Items listed in a dataset:
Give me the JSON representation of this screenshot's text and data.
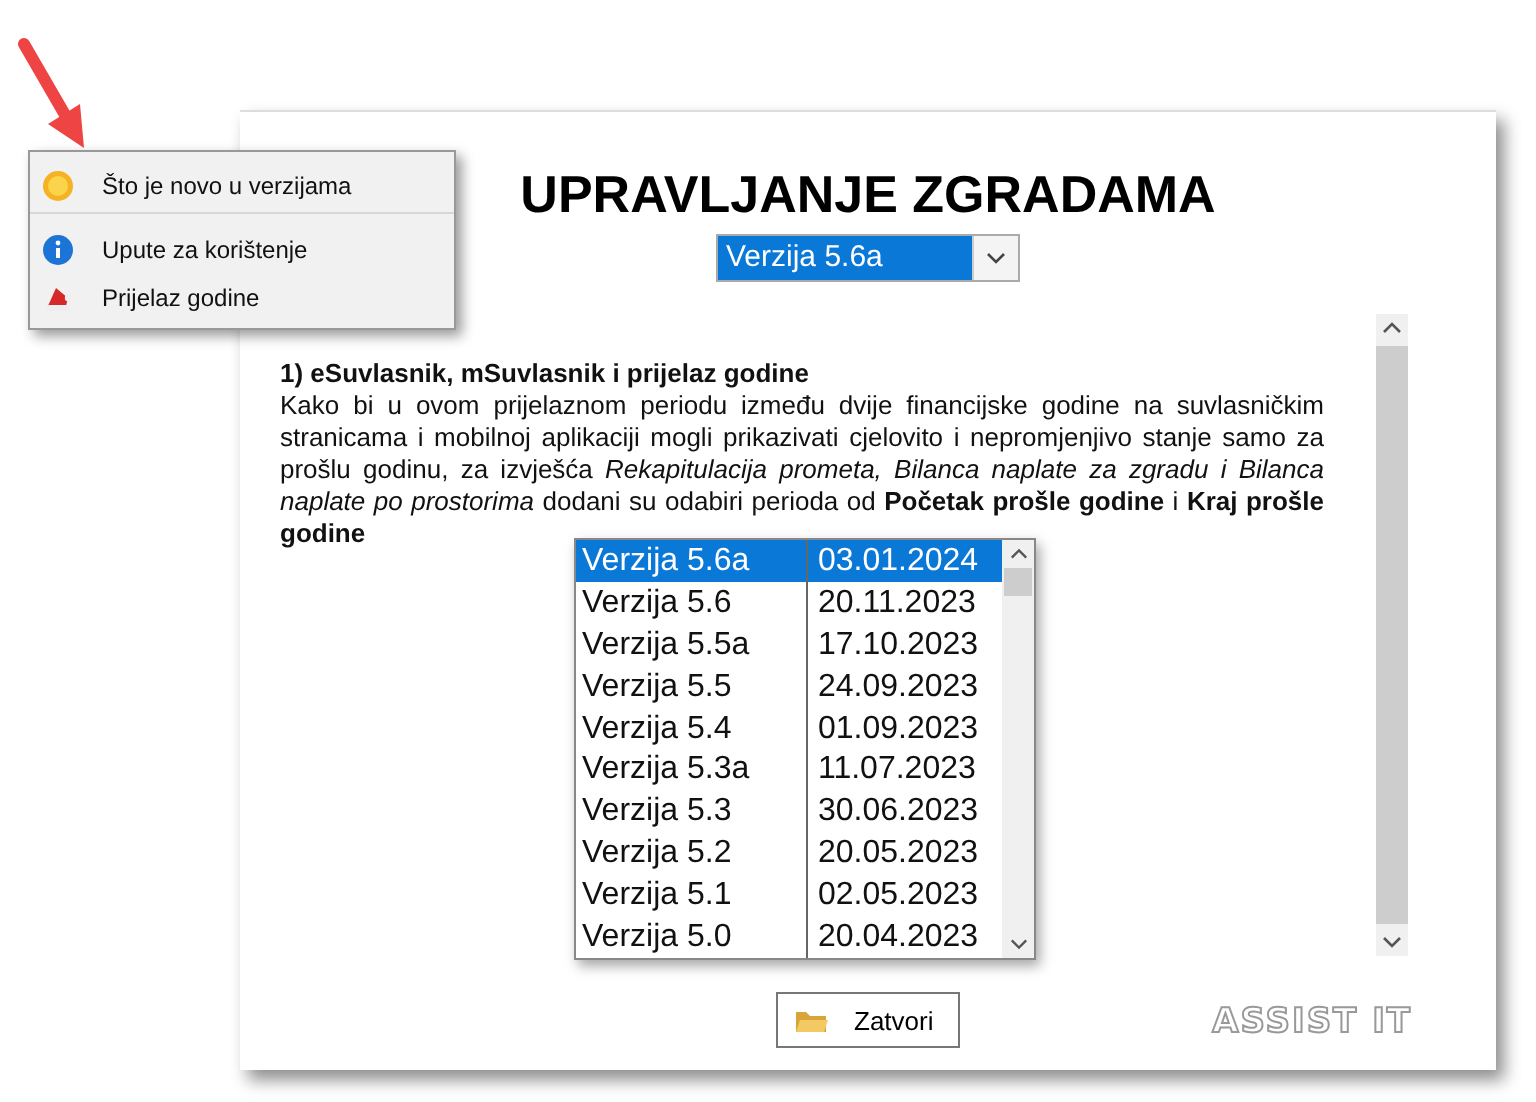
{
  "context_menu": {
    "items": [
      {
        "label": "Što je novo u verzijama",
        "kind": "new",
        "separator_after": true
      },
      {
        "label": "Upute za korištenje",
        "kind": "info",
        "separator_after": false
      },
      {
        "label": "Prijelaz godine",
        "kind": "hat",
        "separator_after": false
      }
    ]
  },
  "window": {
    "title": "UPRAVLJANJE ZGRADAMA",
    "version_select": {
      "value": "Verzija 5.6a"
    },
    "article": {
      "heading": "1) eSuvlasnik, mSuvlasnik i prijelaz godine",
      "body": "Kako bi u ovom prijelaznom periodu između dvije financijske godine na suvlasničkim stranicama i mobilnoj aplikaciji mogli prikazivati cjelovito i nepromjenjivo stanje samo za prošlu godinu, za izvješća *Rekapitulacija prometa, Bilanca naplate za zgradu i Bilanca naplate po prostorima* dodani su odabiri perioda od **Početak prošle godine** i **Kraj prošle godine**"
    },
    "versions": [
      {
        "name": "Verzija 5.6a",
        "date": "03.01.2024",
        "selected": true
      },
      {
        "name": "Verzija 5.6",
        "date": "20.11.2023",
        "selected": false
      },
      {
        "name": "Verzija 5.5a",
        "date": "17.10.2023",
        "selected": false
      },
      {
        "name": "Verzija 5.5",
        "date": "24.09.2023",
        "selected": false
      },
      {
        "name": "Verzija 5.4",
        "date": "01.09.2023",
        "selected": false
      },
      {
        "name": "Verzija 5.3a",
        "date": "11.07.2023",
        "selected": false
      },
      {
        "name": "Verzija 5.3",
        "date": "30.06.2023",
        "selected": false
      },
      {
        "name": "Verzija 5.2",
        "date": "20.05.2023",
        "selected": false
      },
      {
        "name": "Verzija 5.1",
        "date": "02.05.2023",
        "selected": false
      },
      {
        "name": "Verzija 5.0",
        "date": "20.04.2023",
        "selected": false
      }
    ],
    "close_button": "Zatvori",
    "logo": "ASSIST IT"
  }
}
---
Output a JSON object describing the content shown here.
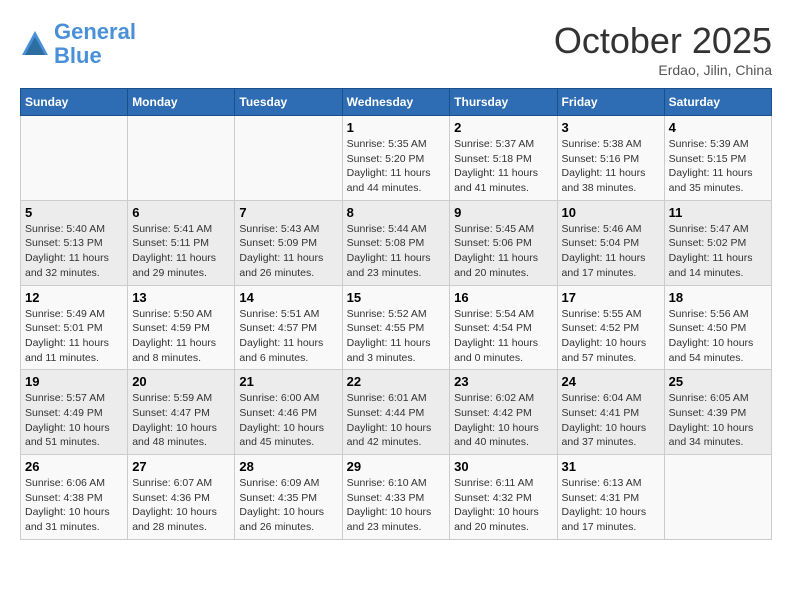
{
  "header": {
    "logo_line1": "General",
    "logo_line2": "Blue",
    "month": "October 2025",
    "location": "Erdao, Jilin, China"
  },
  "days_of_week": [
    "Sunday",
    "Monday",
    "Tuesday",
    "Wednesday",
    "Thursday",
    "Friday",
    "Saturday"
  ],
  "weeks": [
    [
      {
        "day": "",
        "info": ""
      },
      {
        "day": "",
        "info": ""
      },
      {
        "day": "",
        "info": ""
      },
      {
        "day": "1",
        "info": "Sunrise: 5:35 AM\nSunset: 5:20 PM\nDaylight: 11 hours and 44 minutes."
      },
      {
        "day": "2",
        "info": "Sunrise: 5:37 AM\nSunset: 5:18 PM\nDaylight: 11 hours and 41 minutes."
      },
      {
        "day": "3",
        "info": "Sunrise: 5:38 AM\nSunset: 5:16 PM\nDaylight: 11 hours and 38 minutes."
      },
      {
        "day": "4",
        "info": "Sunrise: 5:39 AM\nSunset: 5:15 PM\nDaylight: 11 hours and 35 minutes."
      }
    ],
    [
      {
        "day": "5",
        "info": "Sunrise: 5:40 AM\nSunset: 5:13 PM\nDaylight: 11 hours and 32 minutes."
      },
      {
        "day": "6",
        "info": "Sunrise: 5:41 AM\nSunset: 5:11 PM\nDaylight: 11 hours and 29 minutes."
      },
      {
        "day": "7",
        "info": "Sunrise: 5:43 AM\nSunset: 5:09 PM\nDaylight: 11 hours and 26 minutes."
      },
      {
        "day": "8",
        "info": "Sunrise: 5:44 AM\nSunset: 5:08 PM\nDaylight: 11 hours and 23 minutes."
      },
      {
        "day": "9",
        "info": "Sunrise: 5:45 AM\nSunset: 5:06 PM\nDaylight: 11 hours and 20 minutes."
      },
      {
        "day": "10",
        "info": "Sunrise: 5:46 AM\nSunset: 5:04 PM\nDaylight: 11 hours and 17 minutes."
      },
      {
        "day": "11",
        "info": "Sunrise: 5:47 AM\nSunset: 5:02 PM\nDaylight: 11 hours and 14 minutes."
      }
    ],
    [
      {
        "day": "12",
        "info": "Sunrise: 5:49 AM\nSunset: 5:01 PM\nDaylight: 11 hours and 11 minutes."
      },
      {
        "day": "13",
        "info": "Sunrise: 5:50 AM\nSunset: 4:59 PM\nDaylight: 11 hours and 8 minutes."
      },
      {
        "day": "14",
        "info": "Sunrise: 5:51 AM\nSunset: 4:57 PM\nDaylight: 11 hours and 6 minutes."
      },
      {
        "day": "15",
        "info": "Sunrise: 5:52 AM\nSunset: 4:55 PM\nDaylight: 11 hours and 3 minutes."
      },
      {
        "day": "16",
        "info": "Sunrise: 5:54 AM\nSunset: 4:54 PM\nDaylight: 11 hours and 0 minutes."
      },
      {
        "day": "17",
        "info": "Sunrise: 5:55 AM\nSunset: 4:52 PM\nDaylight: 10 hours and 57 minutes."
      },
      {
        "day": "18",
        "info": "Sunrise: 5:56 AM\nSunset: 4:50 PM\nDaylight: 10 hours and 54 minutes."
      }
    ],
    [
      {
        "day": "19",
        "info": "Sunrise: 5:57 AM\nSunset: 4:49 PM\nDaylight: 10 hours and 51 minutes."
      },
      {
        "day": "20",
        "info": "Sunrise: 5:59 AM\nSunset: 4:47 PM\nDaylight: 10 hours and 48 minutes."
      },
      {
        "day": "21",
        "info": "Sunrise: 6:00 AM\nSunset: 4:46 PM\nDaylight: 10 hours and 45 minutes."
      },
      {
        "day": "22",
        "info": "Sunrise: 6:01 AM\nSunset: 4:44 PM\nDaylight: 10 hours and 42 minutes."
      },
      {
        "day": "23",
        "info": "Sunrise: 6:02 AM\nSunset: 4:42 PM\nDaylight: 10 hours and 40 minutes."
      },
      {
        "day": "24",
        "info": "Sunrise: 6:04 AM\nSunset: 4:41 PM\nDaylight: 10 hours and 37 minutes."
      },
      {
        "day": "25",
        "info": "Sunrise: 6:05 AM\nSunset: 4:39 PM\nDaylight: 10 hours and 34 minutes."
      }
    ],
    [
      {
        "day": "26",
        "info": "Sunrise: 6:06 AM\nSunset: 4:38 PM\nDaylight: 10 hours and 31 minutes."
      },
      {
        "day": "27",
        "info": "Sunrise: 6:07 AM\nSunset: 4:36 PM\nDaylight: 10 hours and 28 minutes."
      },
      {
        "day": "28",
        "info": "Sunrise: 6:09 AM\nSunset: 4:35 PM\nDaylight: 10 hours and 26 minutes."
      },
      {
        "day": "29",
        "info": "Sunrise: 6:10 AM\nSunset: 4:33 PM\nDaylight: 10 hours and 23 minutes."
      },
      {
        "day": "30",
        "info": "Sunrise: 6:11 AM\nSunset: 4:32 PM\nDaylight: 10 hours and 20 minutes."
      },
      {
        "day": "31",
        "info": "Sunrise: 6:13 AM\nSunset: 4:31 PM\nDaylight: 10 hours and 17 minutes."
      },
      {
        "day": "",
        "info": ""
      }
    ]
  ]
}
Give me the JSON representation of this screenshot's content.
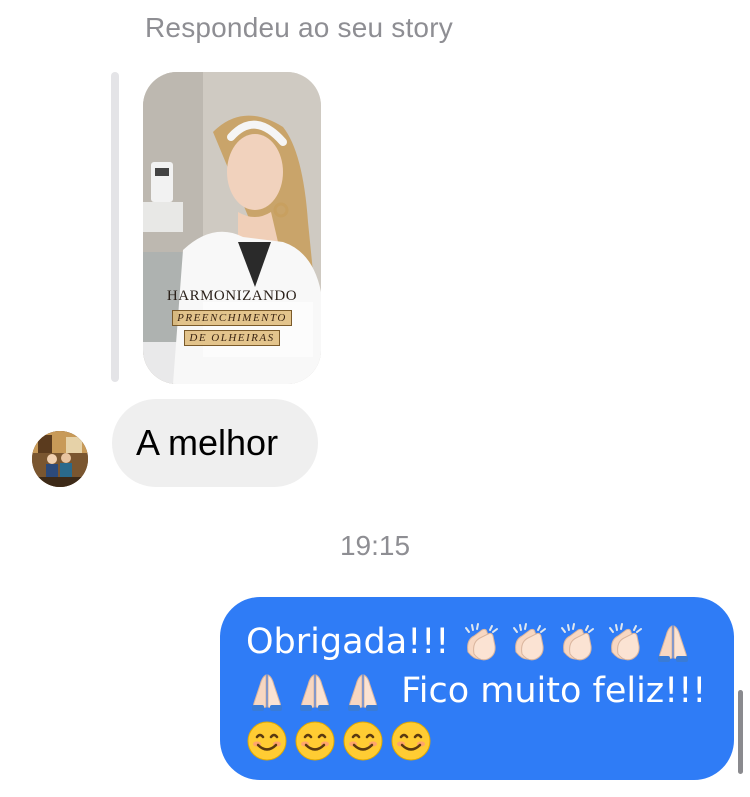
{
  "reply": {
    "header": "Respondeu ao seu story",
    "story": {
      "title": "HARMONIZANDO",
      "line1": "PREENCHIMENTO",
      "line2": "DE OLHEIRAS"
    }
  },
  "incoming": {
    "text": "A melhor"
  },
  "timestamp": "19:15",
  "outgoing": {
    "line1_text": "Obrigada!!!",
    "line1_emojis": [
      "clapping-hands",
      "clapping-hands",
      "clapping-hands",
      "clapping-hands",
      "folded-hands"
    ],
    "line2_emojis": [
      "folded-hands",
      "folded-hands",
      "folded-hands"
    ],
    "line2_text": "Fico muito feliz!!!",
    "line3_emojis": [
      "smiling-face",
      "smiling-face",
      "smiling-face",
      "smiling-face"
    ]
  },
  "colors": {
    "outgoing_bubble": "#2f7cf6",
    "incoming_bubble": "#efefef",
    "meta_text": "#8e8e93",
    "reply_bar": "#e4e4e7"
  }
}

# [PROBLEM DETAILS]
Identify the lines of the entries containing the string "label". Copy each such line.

# [OUTPUT FOR THIS TASK]
        "label": "Što je novo u verzijama",
        "label": "Upute za korištenje",
        "label": "Prijelaz godine",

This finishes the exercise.